Xiong blew a 4-up lead on the back nine at Skokie Country Club in Saturday afternoon’s final against Doc Redman but rebounded in the ensuing playoff to secure the title. It took four extra holes – the 22-hole duel was the longest final in tournament history – but Xiong closed out the match and the Western Amateur title with a par.
The win for Xiong means a clean sweep, as the incoming Oregon sophomore earned medalist honors Thursday. He becomes the first player since Chris Williams in 2012 to sweep the medalist and overall titles at the Western Amateur. He’s also the first Ducks player to win the Western Amateur – which started in 1899, is the third-oldest amateur championship in golf and boasts winners such as Tiger Woods, Jack Nicklaus, Phil Mickelson, Ben Crenshaw, Justin Leonard, Curtis Strange and Hal Sutton.
“Every day was a pleasure to play out here,” Xiong said.
Xiong can now smile at the fruits of that pleasure, and breathe a massive sigh of relief. The Canyon Lake, Calif., product dispatched Derek Bard, the 2015 U.S. Amateur finalist who recently finished his career at Virginia, 2 and 1 in his morning semifinal. Redman, meanwhile, took down Cameron Champ, maybe the hottest player in amateur golf this summer, 3 and 2 after winning Nos. 13-15.
But the final appeared it might be a blowout halfway through. Redman, an incoming Clemson sophomore, lost the first two holes of the match, was 3 down through five and found himself 4 down to Xiong at the turn.
But Redman, of Raleigh, N.C., battled his way back. He won the 10th with a par – only one of the first 10 holes of the match was halved, in fact – and birdied 13 and 14 to halve those holes and stay 3 down. Then Xiong began to falter. After Redman made a third straight birdie to win the 15th and move within two, Xiong bogeyed 16 and 17 to lose both holes.
“After 16, I started to feel it,” Xiong said. “I got a little more nervous, a little more tense. Before that, I was loose. Doc and I had fun out there … before 16, it was a relaxing round. We tried to keep it light, even though it’s such a big stage.”
A big stage, with the match suddenly all square.
Redman appeared he actually might win it outright at the 18th, as he faced a 20-footer for birdie to capture the hole and the Western Amateur.

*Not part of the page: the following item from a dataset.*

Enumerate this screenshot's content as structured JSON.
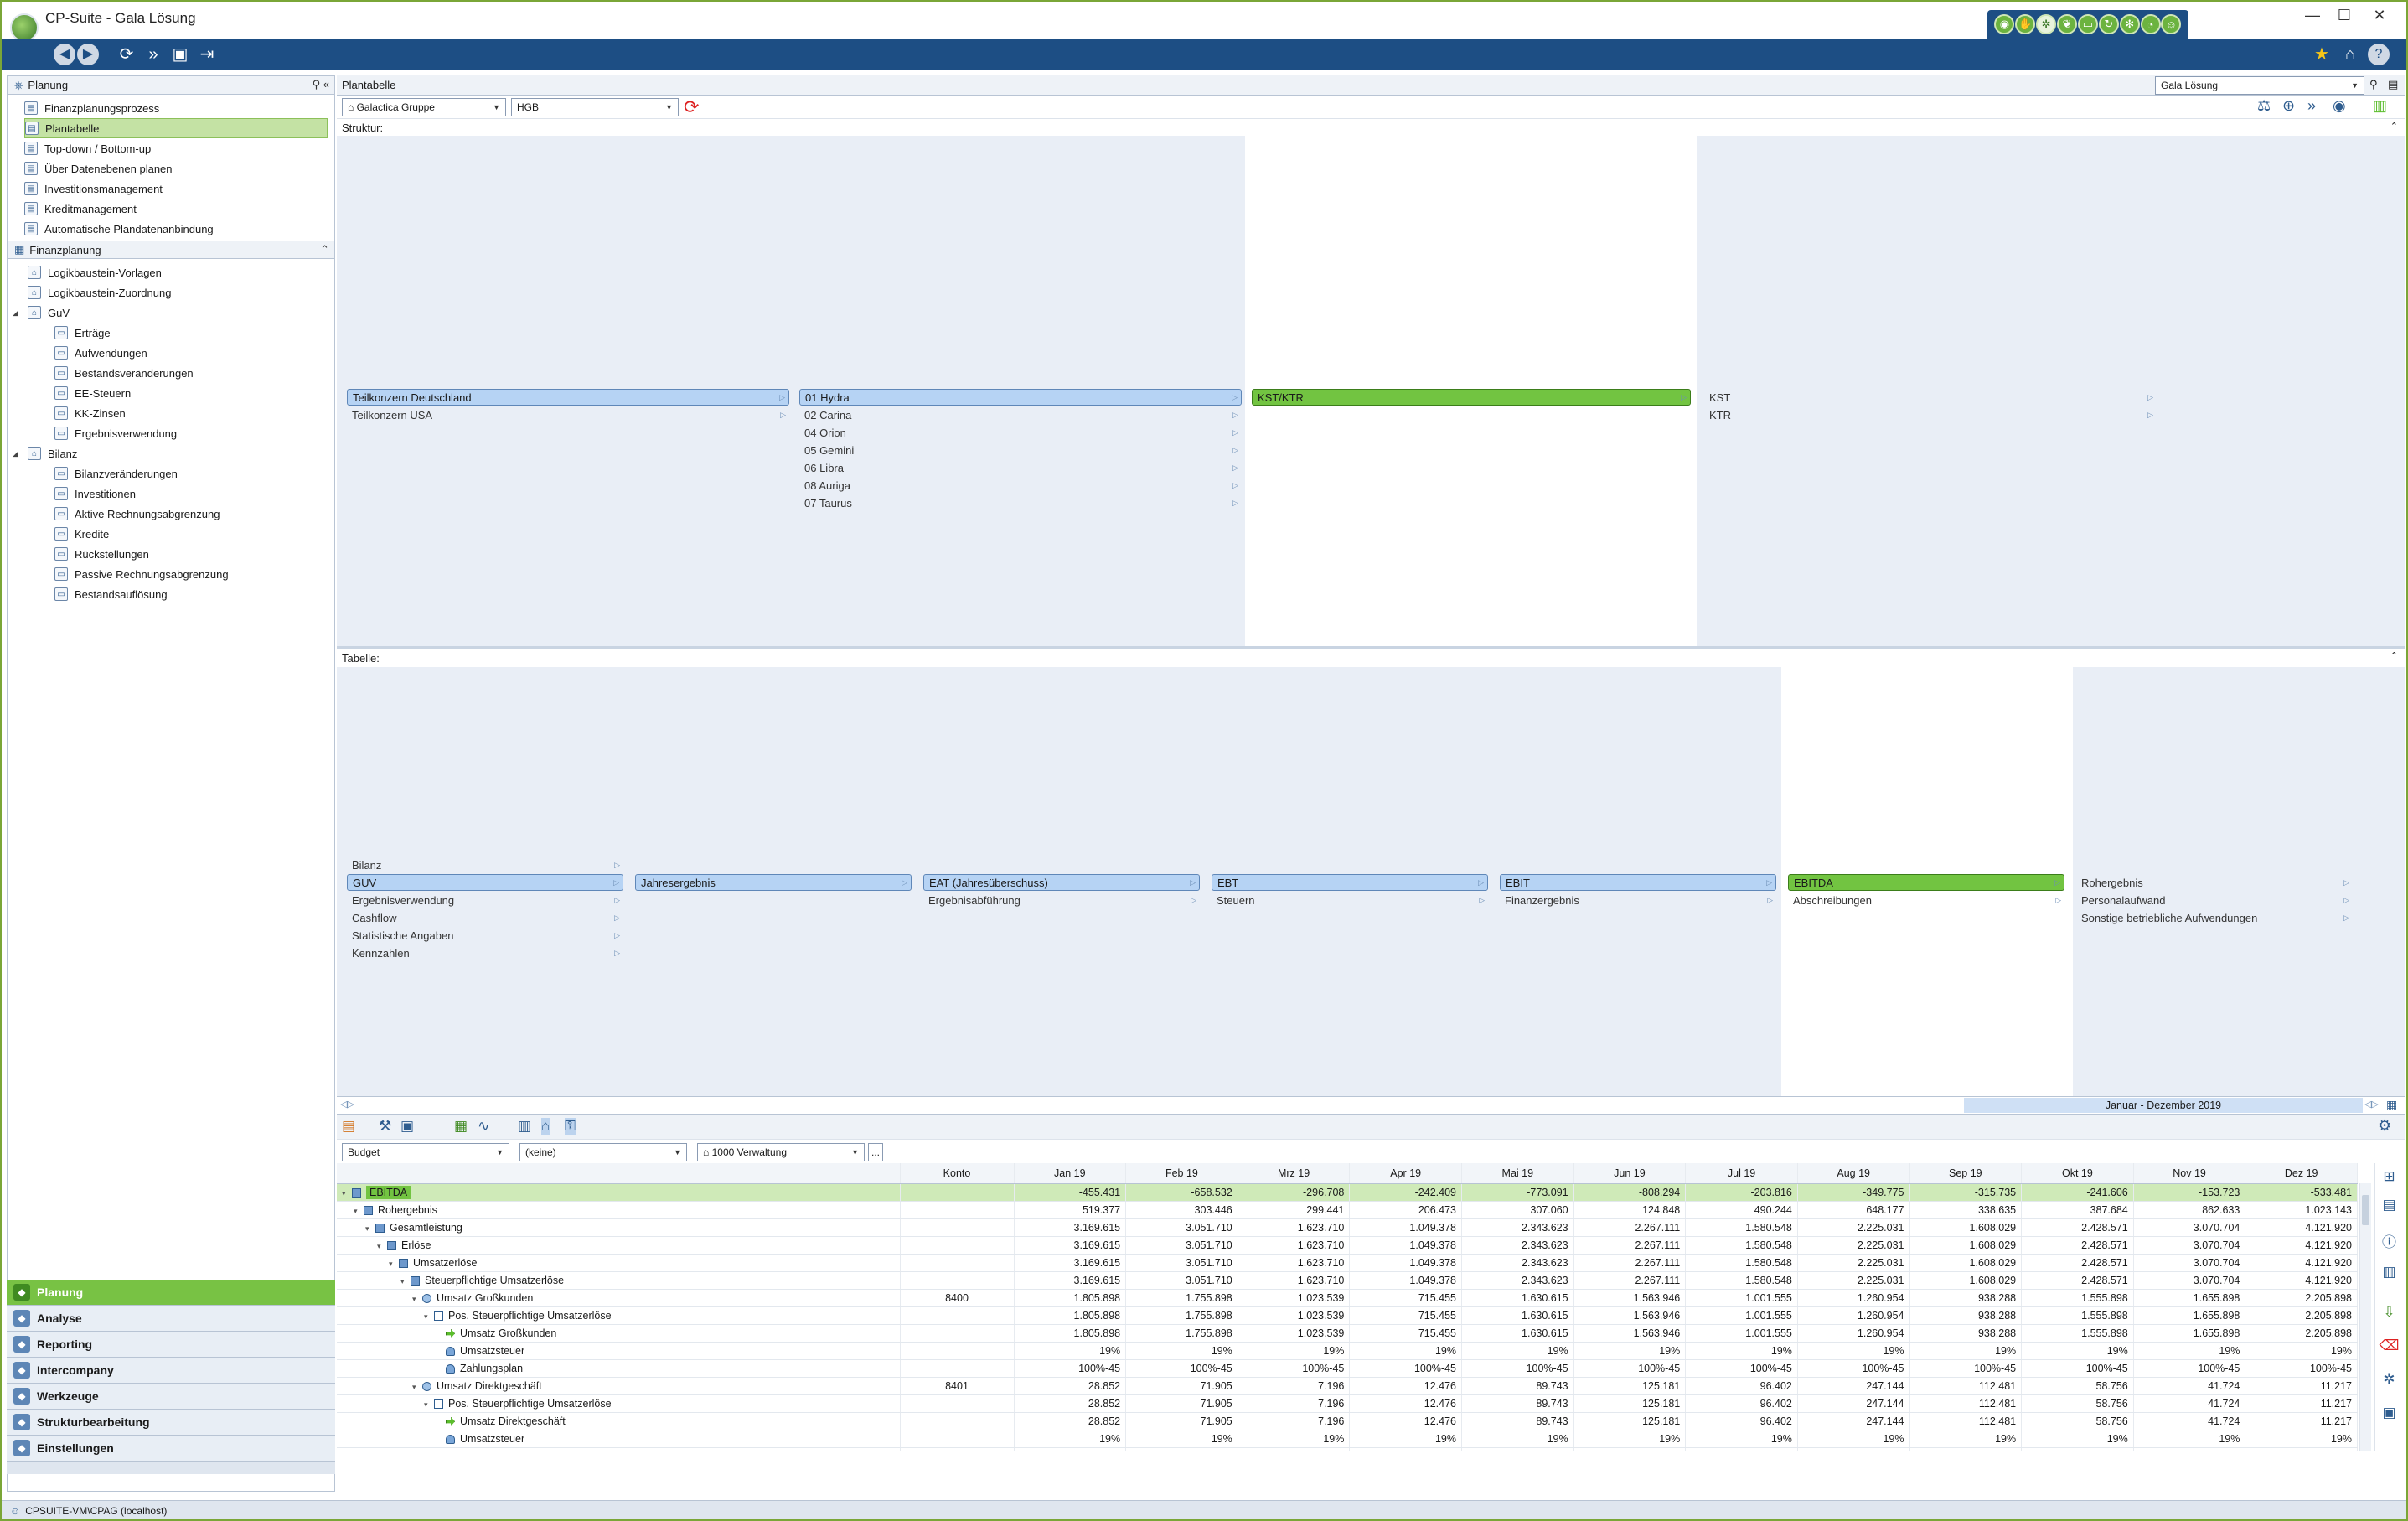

His effort came so close.
Redman then conceded Xiong’s four-foot par putt, meaning the hole was halved. A playoff it would be, and right away the golf gods returned the lipout favor to Xiong, as his 15-foot birdie putt to win on the first extra hole (the par-4 first) hit the cup and stayed out. Two holes later at the par-5 third, Xiong needed a 15-foot birdie putt to drop just to stay alive, and he did just that. His triumph would be secure a hole later at the par-4 fourth when Xiong two-putted for par from 12 feet while Redman failed to do the same from over 100.
Xiong started the week with no shortage of pedigree. He entered college a semester early this spring, and then proceeded to tear it up to the tune of a win and seven total top 10s. Despite coming in halfway through the season, Xiong did so much in the spring that he still earned the Phil Mickelson Award for top newcomer in men’s college golf.

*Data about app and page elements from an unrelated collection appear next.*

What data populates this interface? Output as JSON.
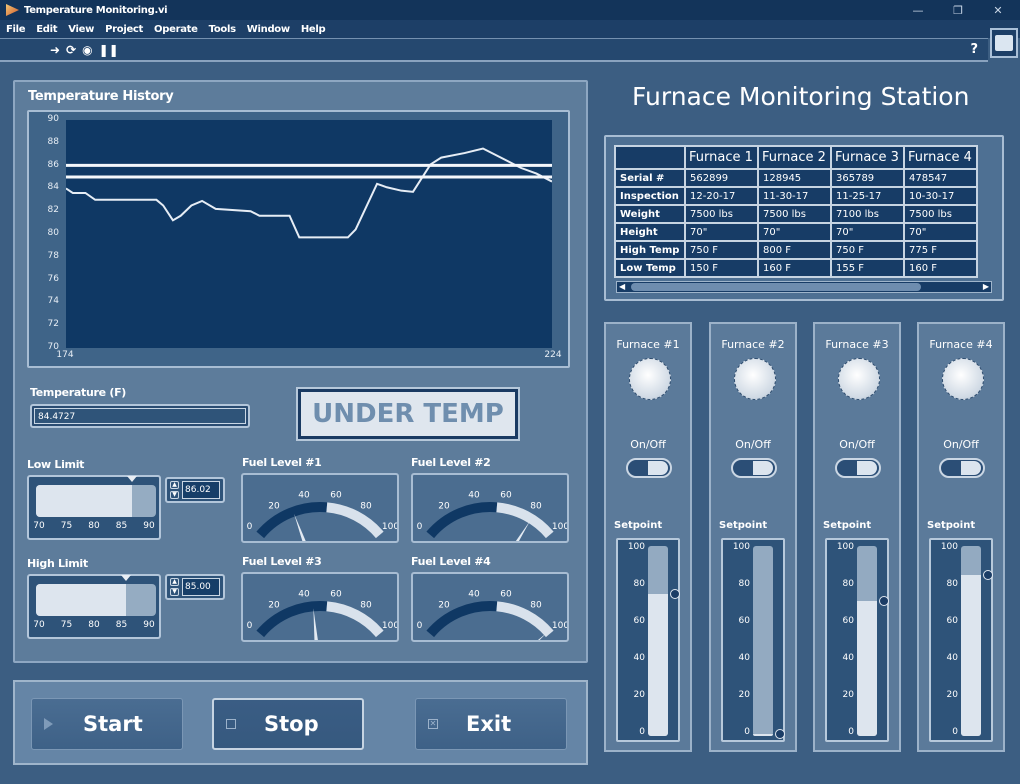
{
  "window": {
    "title": "Temperature Monitoring.vi",
    "controls": [
      "minimize",
      "restore",
      "close"
    ]
  },
  "menu": [
    "File",
    "Edit",
    "View",
    "Project",
    "Operate",
    "Tools",
    "Window",
    "Help"
  ],
  "toolbar": {
    "icons": [
      "run-arrow-icon",
      "run-continuous-icon",
      "abort-icon",
      "pause-icon"
    ],
    "help": "?"
  },
  "graph": {
    "title": "Temperature History"
  },
  "chart_data": {
    "type": "line",
    "title": "Temperature History",
    "xlim": [
      174,
      224
    ],
    "ylim": [
      70,
      90
    ],
    "x_ticks": [
      "174",
      "224"
    ],
    "y_ticks": [
      "70",
      "72",
      "74",
      "76",
      "78",
      "80",
      "82",
      "84",
      "86",
      "88",
      "90"
    ],
    "series": [
      {
        "name": "Temperature",
        "points": [
          [
            174,
            84.0
          ],
          [
            174.7,
            83.6
          ],
          [
            176,
            83.6
          ],
          [
            177,
            83.0
          ],
          [
            183.3,
            83.0
          ],
          [
            184,
            82.5
          ],
          [
            185,
            81.2
          ],
          [
            185.8,
            81.6
          ],
          [
            186.9,
            82.5
          ],
          [
            188,
            82.9
          ],
          [
            189.4,
            82.2
          ],
          [
            193,
            82.0
          ],
          [
            193.9,
            81.6
          ],
          [
            197,
            81.6
          ],
          [
            198,
            79.7
          ],
          [
            203,
            79.7
          ],
          [
            203.8,
            80.4
          ],
          [
            206,
            84.4
          ],
          [
            207,
            84.1
          ],
          [
            208.5,
            83.8
          ],
          [
            209.7,
            83.7
          ],
          [
            211.5,
            86.1
          ],
          [
            212.6,
            86.7
          ],
          [
            215,
            87.1
          ],
          [
            216.9,
            87.5
          ],
          [
            220.8,
            85.8
          ],
          [
            222.4,
            85.3
          ],
          [
            224,
            84.6
          ]
        ]
      },
      {
        "name": "Low Limit",
        "points": [
          [
            174,
            86.02
          ],
          [
            224,
            86.02
          ]
        ]
      },
      {
        "name": "High Limit",
        "points": [
          [
            174,
            85.0
          ],
          [
            224,
            85.0
          ]
        ]
      }
    ]
  },
  "temperature": {
    "label": "Temperature (F)",
    "value": "84.4727"
  },
  "status": {
    "text": "UNDER TEMP"
  },
  "low_limit": {
    "label": "Low Limit",
    "value": "86.02",
    "scale": [
      "70",
      "75",
      "80",
      "85",
      "90"
    ],
    "level": 86.02
  },
  "high_limit": {
    "label": "High Limit",
    "value": "85.00",
    "scale": [
      "70",
      "75",
      "80",
      "85",
      "90"
    ],
    "level": 85.0
  },
  "gauges": [
    {
      "label": "Fuel Level #1",
      "value": 30
    },
    {
      "label": "Fuel Level #2",
      "value": 82
    },
    {
      "label": "Fuel Level #3",
      "value": 45
    },
    {
      "label": "Fuel Level #4",
      "value": 98
    }
  ],
  "gauge_scale": [
    "0",
    "20",
    "40",
    "60",
    "80",
    "100"
  ],
  "station": {
    "title": "Furnace Monitoring Station"
  },
  "table": {
    "headers": [
      "",
      "Furnace 1",
      "Furnace 2",
      "Furnace 3",
      "Furnace 4"
    ],
    "rows": [
      [
        "Serial #",
        "562899",
        "128945",
        "365789",
        "478547"
      ],
      [
        "Inspection",
        "12-20-17",
        "11-30-17",
        "11-25-17",
        "10-30-17"
      ],
      [
        "Weight",
        "7500 lbs",
        "7500 lbs",
        "7100 lbs",
        "7500 lbs"
      ],
      [
        "Height",
        "70\"",
        "70\"",
        "70\"",
        "70\""
      ],
      [
        "High Temp",
        "750 F",
        "800 F",
        "750 F",
        "775 F"
      ],
      [
        "Low Temp",
        "150 F",
        "160 F",
        "155 F",
        "160 F"
      ]
    ]
  },
  "furnaces": [
    {
      "name": "Furnace #1",
      "onoff_label": "On/Off",
      "setpoint_label": "Setpoint",
      "setpoint": 75
    },
    {
      "name": "Furnace #2",
      "onoff_label": "On/Off",
      "setpoint_label": "Setpoint",
      "setpoint": 1
    },
    {
      "name": "Furnace #3",
      "onoff_label": "On/Off",
      "setpoint_label": "Setpoint",
      "setpoint": 71
    },
    {
      "name": "Furnace #4",
      "onoff_label": "On/Off",
      "setpoint_label": "Setpoint",
      "setpoint": 85
    }
  ],
  "setpoint_scale": [
    "100",
    "80",
    "60",
    "40",
    "20",
    "0"
  ],
  "buttons": {
    "start": "Start",
    "stop": "Stop",
    "exit": "Exit"
  }
}
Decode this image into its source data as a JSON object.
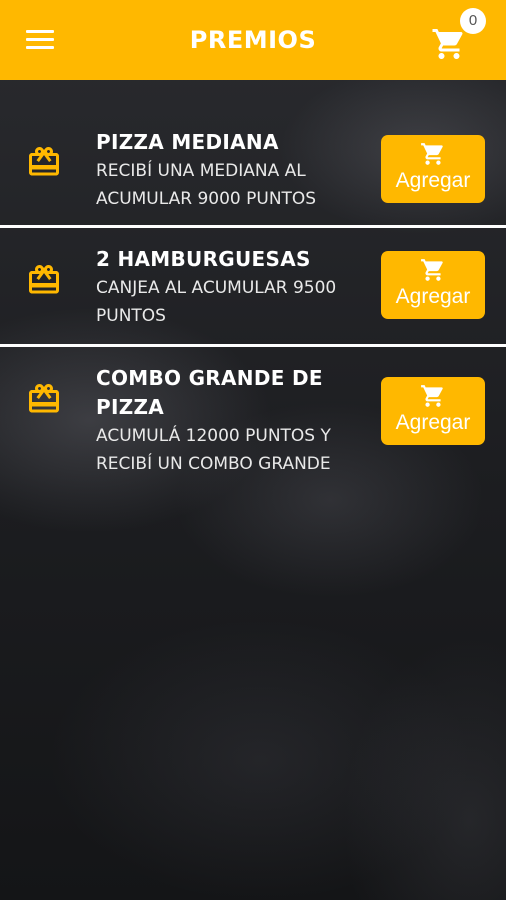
{
  "header": {
    "title": "PREMIOS",
    "cart_count": "0",
    "accent_color": "#ffb800"
  },
  "icons": {
    "menu": "hamburger-menu-icon",
    "cart": "shopping-cart-icon",
    "reward": "gift-card-icon"
  },
  "rewards": [
    {
      "name": "PIZZA MEDIANA",
      "description": "RECIBÍ UNA MEDIANA AL ACUMULAR 9000 PUNTOS",
      "button_label": "Agregar"
    },
    {
      "name": "2 HAMBURGUESAS",
      "description": "CANJEA AL ACUMULAR  9500 PUNTOS",
      "button_label": "Agregar"
    },
    {
      "name": "COMBO GRANDE DE PIZZA",
      "description": "ACUMULÁ 12000 PUNTOS Y RECIBÍ UN COMBO GRANDE",
      "button_label": "Agregar"
    }
  ]
}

Redman was no slouch himself, winning twice as a freshman and posting eight total top 10s in a full season. He was one of five – including Xiong, of course – to be named to the national All-Freshman team.
It was a long day and week for Xiong. But after all was said and done, everything finished in his favor as his profile continues to rise.